And then in 2005 I saw the previews for a new comedy on NBC. It was called “The Office” and it looked like something I might like. Something that might bring me back to enjoying television. Something that I could watch and laugh at while I was nursing my baby as I propped up my very swollen legs on my very pregnant body. I remember looking forward so very much to that premiere. I remember watching it live that night and falling completely in love with the characters. I was sold. And I loved tv again.
Just a few short months into the first season, my mom was diagnosed with terminal cancer and I gave birth to my second child. It was the darkest few months of my life and I swear that without Thursday nights and “The Office”, I’m not sure I would have made it. I know that sounds ludicrous but it felt very real at the time. I was hurling down a dark hole and for half an hour each Thursday night I would get to take a short break from the hell I was living in.
I emailed one of the cast members on MySpace and told her that my days were tough but that on Thursday nights, her show gave me a reprieve from my pain.

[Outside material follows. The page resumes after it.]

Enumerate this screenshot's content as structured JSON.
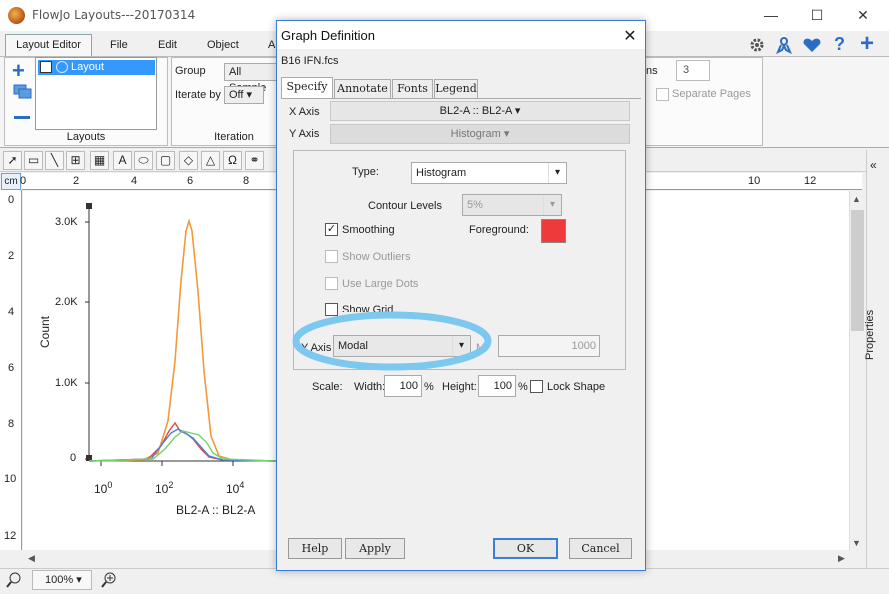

I thanked her. She responded that, “This too shall pass” and that she appreciated my reaching out to her. She sent me a few links to YouTube videos to cheer me up. I cried.
I never stopped watching. I watched with my husband every week until my son was diagnosed with leukemia and we no longer lived together. He stopped watching with me and I kept watching alone in order to maintain my sanity. He resented me for it. What he didn’t understand is that “The Office” was the one thing that kept me sane.
I remember Christmas of 2010 when my son and I spent our day in the hospital after his bone marrow transplant, comforting ourselves by watching every Christmas episode of “The Office” there was. At some point he announced that when it was time for him to make his wish with the wish-granting organization it was going to be for me to be able to meet the cast and visit the set of “The Office”. I shared his sweetness on Facebook and my friend Katie and her dad made this happen:
I have cried as I’ve had to say goodbye to Michael Scott. I have cried as I have watched Pam and Jim fall in love, get married, have their first baby, and then fall completely apart because that is what happens in a marriage. They just fall apart. I have cried as I’ve watched Dwight finally named manager. And today I cry because two days from now will be the series finale and I’m. Not. Ready.
No, the show hasn’t remained the same. Or even as good as it always was. But it was still there. Consistent. Never failing. Through the years that “The Office” has been on the air, I have watched my mother die, my children be born, my oldest son battle cancer, and my marriage nearly end. But no matter how hard things were, my favorite tv show was always there. It has been a comfort in ways that I can never describe.
This isn’t just the end of a television show. It’s the end of an era. And now, as I prepare myself to be completely incapacitated after watching the series finale, I must learn to accept that this is a new era. An era defined by older kids, homeschooling, running a business, and watching “Community”, “Doctor Who” and “Parks and Recreation”. But be assured, “The Office” will remain in our Netflix queue in constant rotation from now until the end of television, which, God-willing, will never happen.
To the cast, writers, producers of “The Office”:
Thanks for all of the laughter, all of the tears, and for the constancy.
You will be missed. Looking forward to seeing what comes next for each of you.
Goodbye my friends.